Exercise brief:
Report the number of lines in the material below that contain "true", without any other words.

Stored data:
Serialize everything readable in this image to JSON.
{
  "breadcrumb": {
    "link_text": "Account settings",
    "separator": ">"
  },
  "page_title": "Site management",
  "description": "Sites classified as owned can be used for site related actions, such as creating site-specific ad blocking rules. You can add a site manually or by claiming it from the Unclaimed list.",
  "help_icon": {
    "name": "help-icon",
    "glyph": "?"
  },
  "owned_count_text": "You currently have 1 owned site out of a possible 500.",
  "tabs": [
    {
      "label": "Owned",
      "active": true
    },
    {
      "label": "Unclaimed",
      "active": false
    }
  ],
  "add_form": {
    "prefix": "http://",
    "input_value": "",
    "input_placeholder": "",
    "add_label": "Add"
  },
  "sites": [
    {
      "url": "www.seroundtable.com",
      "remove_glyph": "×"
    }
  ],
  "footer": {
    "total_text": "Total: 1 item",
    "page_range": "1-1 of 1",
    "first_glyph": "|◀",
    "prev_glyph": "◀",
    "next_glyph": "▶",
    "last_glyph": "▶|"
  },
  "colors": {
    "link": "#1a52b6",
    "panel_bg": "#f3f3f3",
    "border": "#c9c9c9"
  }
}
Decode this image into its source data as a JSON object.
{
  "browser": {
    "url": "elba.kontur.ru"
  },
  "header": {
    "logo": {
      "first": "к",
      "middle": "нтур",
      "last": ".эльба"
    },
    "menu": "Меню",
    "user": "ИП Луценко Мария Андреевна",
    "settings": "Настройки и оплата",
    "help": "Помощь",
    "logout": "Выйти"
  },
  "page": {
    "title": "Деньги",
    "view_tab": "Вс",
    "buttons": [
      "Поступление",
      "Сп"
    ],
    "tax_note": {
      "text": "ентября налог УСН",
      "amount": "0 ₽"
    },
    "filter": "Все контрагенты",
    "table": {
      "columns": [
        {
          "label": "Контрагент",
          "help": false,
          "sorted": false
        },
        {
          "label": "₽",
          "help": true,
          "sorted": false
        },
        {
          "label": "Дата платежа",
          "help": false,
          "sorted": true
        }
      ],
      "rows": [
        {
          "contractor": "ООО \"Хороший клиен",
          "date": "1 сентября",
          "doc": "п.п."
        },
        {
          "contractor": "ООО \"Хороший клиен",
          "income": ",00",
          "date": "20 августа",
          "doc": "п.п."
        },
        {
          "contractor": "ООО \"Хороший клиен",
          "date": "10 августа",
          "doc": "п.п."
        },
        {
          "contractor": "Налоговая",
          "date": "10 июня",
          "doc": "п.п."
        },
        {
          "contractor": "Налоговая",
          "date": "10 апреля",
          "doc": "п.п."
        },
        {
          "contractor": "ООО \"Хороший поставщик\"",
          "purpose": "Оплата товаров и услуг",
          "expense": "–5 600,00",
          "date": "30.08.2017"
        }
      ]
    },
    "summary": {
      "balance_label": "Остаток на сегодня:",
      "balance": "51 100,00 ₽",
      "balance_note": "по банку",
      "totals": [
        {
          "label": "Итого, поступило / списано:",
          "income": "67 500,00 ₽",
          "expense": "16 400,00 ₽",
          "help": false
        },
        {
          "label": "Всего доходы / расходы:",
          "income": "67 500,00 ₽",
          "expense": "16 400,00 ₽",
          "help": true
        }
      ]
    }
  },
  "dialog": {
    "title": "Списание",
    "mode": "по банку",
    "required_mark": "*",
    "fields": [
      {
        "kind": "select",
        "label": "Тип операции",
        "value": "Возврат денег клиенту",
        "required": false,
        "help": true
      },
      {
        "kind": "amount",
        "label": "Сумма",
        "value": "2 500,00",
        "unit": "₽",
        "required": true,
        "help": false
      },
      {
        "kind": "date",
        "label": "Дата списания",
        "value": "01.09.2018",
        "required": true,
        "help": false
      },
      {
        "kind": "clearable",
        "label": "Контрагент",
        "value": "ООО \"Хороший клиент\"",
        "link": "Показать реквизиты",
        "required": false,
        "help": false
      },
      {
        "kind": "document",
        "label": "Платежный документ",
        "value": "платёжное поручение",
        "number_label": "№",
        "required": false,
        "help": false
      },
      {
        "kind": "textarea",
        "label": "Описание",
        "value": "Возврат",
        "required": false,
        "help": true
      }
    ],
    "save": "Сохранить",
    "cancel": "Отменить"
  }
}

Written reply:
8